• _TASK ITEM_
Search the listing below for lines that hold the word "icon", and report only how many there are.

• _DATA_
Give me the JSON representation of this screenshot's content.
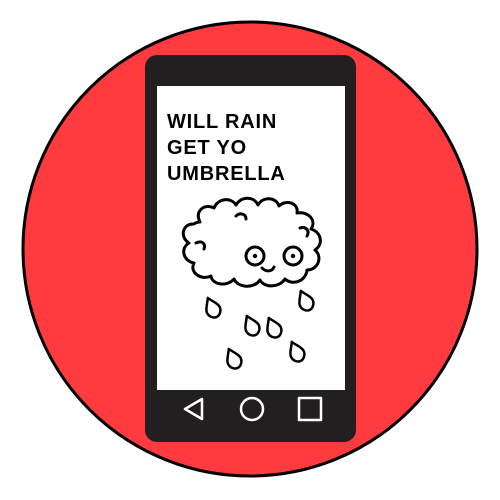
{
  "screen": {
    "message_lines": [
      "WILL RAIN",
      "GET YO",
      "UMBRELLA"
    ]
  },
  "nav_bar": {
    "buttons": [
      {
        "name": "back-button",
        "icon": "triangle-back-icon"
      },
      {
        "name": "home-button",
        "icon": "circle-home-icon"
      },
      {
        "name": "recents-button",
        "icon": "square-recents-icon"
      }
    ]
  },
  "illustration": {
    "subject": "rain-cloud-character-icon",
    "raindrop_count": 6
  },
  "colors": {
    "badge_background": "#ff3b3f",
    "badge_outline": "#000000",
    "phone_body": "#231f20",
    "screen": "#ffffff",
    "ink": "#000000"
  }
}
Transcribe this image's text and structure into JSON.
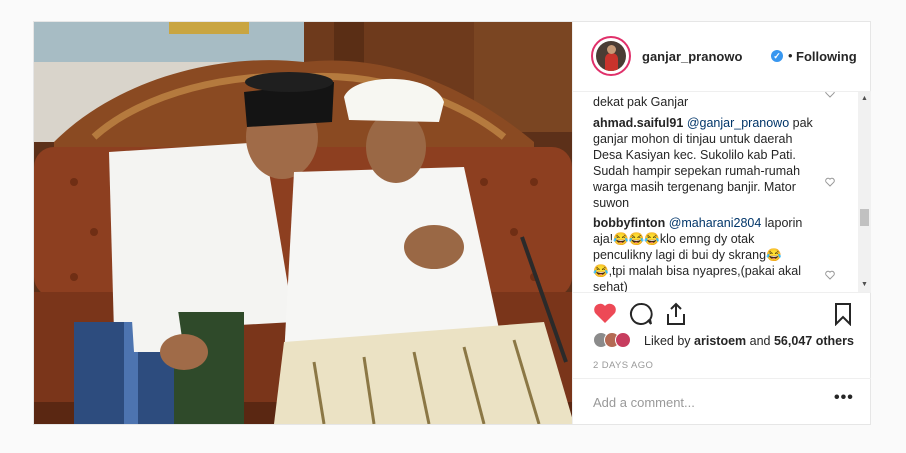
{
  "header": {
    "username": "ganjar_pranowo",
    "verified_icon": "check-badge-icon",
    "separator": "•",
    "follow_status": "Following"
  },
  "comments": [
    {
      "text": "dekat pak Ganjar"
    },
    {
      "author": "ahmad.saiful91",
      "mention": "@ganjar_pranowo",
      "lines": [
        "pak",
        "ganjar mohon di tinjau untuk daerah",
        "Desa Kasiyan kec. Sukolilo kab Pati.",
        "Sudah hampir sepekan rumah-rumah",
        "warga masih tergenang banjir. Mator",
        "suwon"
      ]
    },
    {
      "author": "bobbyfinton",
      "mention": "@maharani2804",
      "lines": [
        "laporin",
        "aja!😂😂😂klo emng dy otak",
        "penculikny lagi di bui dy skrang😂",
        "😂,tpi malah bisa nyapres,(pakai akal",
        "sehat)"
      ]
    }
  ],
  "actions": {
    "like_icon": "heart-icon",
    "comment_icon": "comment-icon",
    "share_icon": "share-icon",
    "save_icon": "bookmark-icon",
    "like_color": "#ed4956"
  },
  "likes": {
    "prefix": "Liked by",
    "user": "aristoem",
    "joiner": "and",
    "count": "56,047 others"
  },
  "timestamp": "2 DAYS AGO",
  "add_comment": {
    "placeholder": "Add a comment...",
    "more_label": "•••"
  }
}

• _RESPONSE_
9